ners teach diplomacy, and the lack of a

common core, raises the key question

of whether U.S. diplomacy today is a

unique profession with a de ned body of

knowledge, or rather a practice by a col-

lection of experts with assorted skills.

Robert Dry, a retired FSO and chair of

AFSA’s Committee on the Foreign Service

Profession and Ethics, teaches diplomacy

at New York University. His “Diplomacy

Works: A Practitioner’s Guide to Recent

Books” is a survey of the books he consid-

ers key to understanding, and teaching,

diplomacy.

Paul Sharp, a professor of political

science at the University of Minnesota

Duluth and co-editor of

e Hague

Journal of Diplomacy

, describes the

fraught relationship between academics

and diplomats. He o ers suggestions for

improving understanding, but explains

why we needn’t be

too

concerned.

In this month’s Speaking Out column,

“De ning Diplomacy,” Ambassador

Edward Marks cautions that there is

much confusion among academics, as

well as practitioners, as to what exactly

diplomacy is. He spells out the progres-

sion from foreign a airs to foreign policy

to diplomacy, which he de nes as the

instrument of communication rather

than the message.

Finally, we are pleased to bring you

our most boring, yet popular, feature

of the year, the annual tax guide for the

Foreign Service.

Please let us know what you think

about how diplomacy should be taught,

what role academics should play in dip-

lomatic practice and what role diplomats

should play in the academy. Send your

letters to

journal@afsa.org.

n

onna Oglesby, a retired FSO

and former counselor for the

U.S. Information Agency who

teaches diplomacy at Eckerd

College, o ered the spark for this month’s

focus on teaching diplomacy. I met her

at the International Studies Association

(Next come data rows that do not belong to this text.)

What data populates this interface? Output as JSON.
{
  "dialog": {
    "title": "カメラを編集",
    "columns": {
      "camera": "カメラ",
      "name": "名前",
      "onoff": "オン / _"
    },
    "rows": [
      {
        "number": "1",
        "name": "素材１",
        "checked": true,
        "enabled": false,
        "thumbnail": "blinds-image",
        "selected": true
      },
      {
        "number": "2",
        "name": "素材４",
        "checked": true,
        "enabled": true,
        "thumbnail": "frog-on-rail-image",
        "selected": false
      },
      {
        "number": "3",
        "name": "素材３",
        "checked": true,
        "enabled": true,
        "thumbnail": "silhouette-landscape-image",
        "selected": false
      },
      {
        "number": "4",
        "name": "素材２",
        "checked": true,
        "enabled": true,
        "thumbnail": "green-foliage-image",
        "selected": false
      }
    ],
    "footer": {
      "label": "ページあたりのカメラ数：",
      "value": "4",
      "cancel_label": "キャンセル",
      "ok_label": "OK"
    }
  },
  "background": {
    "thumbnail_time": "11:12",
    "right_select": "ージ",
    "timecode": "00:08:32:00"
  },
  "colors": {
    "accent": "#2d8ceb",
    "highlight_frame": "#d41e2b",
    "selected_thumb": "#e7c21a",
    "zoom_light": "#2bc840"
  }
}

convention in Toronto last year, and she

described her research on how schol-

ars and diplomats teach diplomacy.

She found vast di erences in their

approaches.

Talking with many academics at

the convention, I was struck by the gap

between academics and practitioners.

e work of each group seemed elusive

to the other. Could the divide be bridged?

Should it be?

While this issue was in production,

AFSA was fortunate to have a visit from

Professor Abe Lowenthal, who had just

published a new volume with Mariano

Bertucci,

Scholars, Policymakers, and

International A airs

, that makes the case

for more collaboration between scholars

and practitioners (see book review,

p. 85). In his view, the gap between

them is actually widening.

To succeed in academia, scholars

must publish works based on theory,

methodologies and

data that will be read

primarily by other

scholars. Diplomats,

on the other hand,

face the tyranny of the